The book The Upcycle: Beyond Sustainability – Designing for Abundance by McDonough and Braungart is a famous sequel to their previous book Cradle to Cradle. The Upcycle presents the authors’ innovative view on how humankind should interact with nature for mutual benefit. In particular, McDonough and Braungart affirmatively state that not only do people should reuse or recycle natural resources but also make an effort to improve the environment. One of the best ways to do this is to redesign human activity and assets, including products, factories, cars, chairs, and other items, to provide sustainable, abundant life and growth. Thus, the authors propose readers become co-creators of nature and leave beneficial traces on the face of the Earth.
tailored to your instructions
for only $13.00 $11.05/page
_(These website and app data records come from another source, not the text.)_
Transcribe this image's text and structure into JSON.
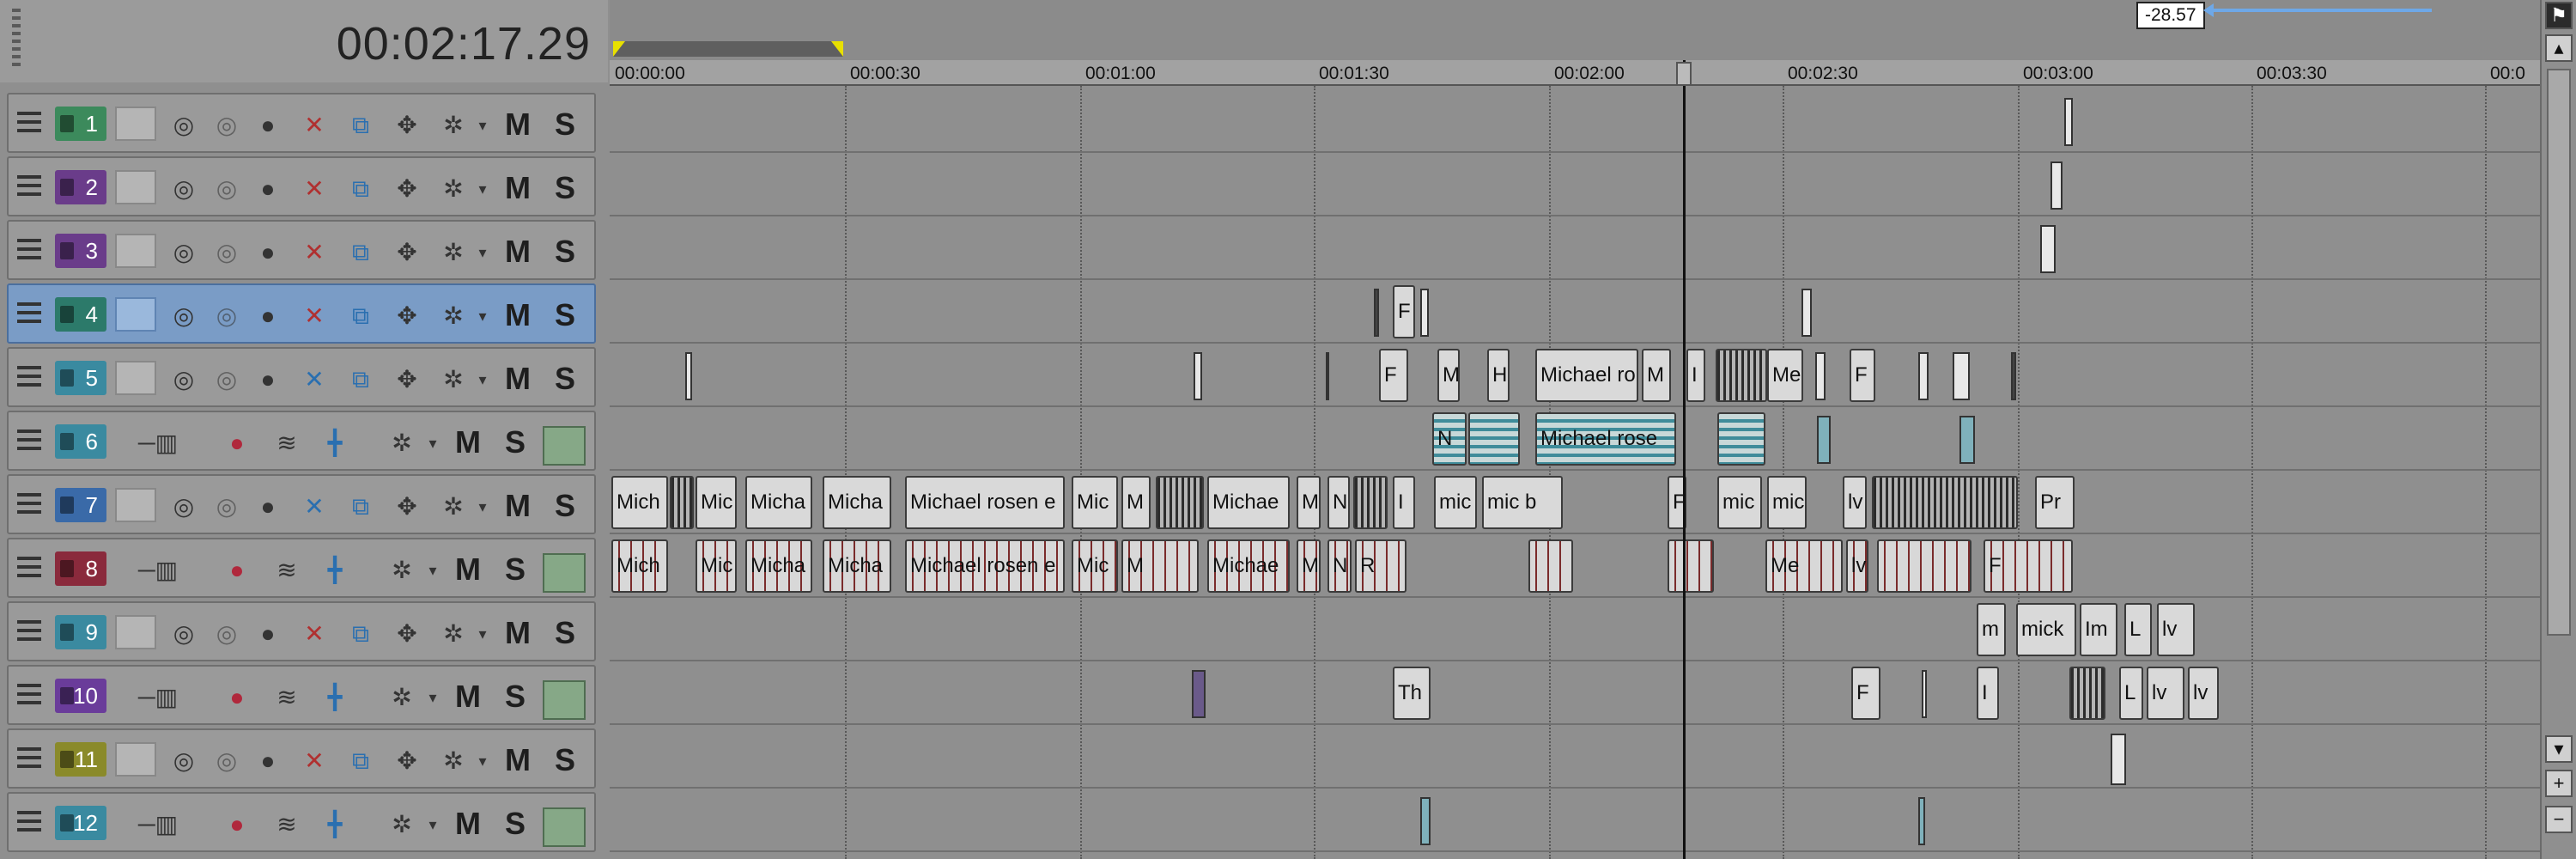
{
  "header": {
    "timecode": "00:02:17.29"
  },
  "tracks": [
    {
      "number": "1",
      "kind": "video",
      "color": "#3c8a5c",
      "selected": false
    },
    {
      "number": "2",
      "kind": "video",
      "color": "#6a3c8a",
      "selected": false
    },
    {
      "number": "3",
      "kind": "video",
      "color": "#6a3c8a",
      "selected": false
    },
    {
      "number": "4",
      "kind": "video",
      "color": "#2c7a6a",
      "selected": true
    },
    {
      "number": "5",
      "kind": "video",
      "color": "#3a8aa0",
      "selected": false
    },
    {
      "number": "6",
      "kind": "audio",
      "color": "#3a8aa0",
      "selected": false
    },
    {
      "number": "7",
      "kind": "video",
      "color": "#3a6aa8",
      "selected": false
    },
    {
      "number": "8",
      "kind": "audio",
      "color": "#8a2a3c",
      "selected": false
    },
    {
      "number": "9",
      "kind": "video",
      "color": "#3a8aa0",
      "selected": false
    },
    {
      "number": "10",
      "kind": "audio",
      "color": "#6a3c9a",
      "selected": false
    },
    {
      "number": "11",
      "kind": "video",
      "color": "#8a8a2a",
      "selected": false
    },
    {
      "number": "12",
      "kind": "audio",
      "color": "#3a8aa0",
      "selected": false
    }
  ],
  "controls": {
    "mute_label": "M",
    "solo_label": "S"
  },
  "ruler": {
    "labels": [
      "00:00:00",
      "00:00:30",
      "00:01:00",
      "00:01:30",
      "00:02:00",
      "00:02:30",
      "00:03:00",
      "00:03:30",
      "00:0"
    ]
  },
  "readout": "-28.57",
  "clips": {
    "track4": [
      "F"
    ],
    "track5": [
      "F",
      "M",
      "H",
      "Michael ro",
      "M",
      "I",
      "Me",
      "F"
    ],
    "track6": [
      "N",
      "Michael rose"
    ],
    "track7": [
      "Mich",
      "Mic",
      "Micha",
      "Micha",
      "Michael rosen e",
      "Mic",
      "M",
      "Michae",
      "M",
      "N",
      "I",
      "mic",
      "mic b",
      "F",
      "mic",
      "mic",
      "lv",
      "Pr"
    ],
    "track8": [
      "Mich",
      "Mic",
      "Micha",
      "Micha",
      "Michael rosen e",
      "Mic",
      "M",
      "Michae",
      "M",
      "N",
      "R",
      "Me",
      "lv",
      "F"
    ],
    "track9": [
      "m",
      "mick",
      "Im",
      "L",
      "lv"
    ],
    "track10": [
      "Th",
      "F",
      "I",
      "L",
      "lv",
      "lv"
    ]
  },
  "icons": {
    "hamburger": "menu-icon",
    "fx": "fx-icon",
    "composite": "composite-icon",
    "motion": "motion-icon",
    "crop": "pan-crop-icon",
    "split": "split-icon",
    "settings": "gear-icon",
    "record": "record-icon",
    "volume": "volume-slider-icon",
    "pan": "pan-icon"
  }
}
In the extensive Introduction, McDonough and Braungart explain the issue and related terms, such as upcycling or abundance, using illustrative and clear examples and outline the goals of the given book. Specifically, they indicate that large-scale factories and skyscrapers swallow much energy and material, usually in vain, and managers and owners cannot reduce this consumption significantly. In this regard, the authors provide the most widespread causes of why large companies fail to conduct productive, sustainable policies, despite their interests and desires. In addition, the book contains instances of the application of the Cradle to Cradle strategy in the real-life world. Overall, throughout the introduction, the researchers encourage executives to invest in recycling and upcycle standards by presenting logical arguments.
The section Upcycle begins by presenting the two overarching flaws of people’s perceptions of nature. The first is that individuals are inclined to romanticize nature, while the second is that people should leave the footprints of their activities as little as possible. These flaws of the perceptions typically lead to the wrong understanding of ecologism, which generates burdensome rules, standards, and obligations. McDonough and Braungart invoke to reject the path of limitations, especially the intention to achieve zero effect on the environment, and cooperate with nature fruitfully, arranging symbiosis.
Additionally, the authors criticize the strategy of burning wood pellets instead of fossil fuels, in detail describing its adverse effect on the environment and mankind and the absence of positive outcomes. Finally, the book encourages readers to interact with nature more closely instead of leaving it untouched. People should be creative in treating the environment and its richness, including forests, valleys, lakes, and open spaces.
In the chapter Houston, We Have a Solution, McDonough and Braungart detail their potential proposition of improving the relationships between humankind and nature. As usual, the authors supply the sections with convincible examples, gradually coming to the solution. In particular, many technical nutrients cannot be subjected to their reuse cycle and eventually are dumped into the biosphere. These harmful chemicals or materials can be used for other products and purposes. Moreover, large objects can be redesigned to make them consume less energy and other resources. The most relevant example is the plane invented by MacCready, which was highly energy-efficient to fly due to the proper selection of materials and the right design.
In this chapter, the authors are also concerned about how individuals can redesign buildings or optimize cars or other items to make them eco-friendly. Herewith, they specify that this activity can require much time and strenuous efforts and entail risks, obstacles, and failures. Finally, McDonough and Braungart discuss the most prevalent problems among companies that attempted to employ upcycling, namely, the role of metrics and values in design. They recommend setting values and determining the principles before developing goals, strategies, and metrics of the plan’s effectiveness to increase the likelihood of success.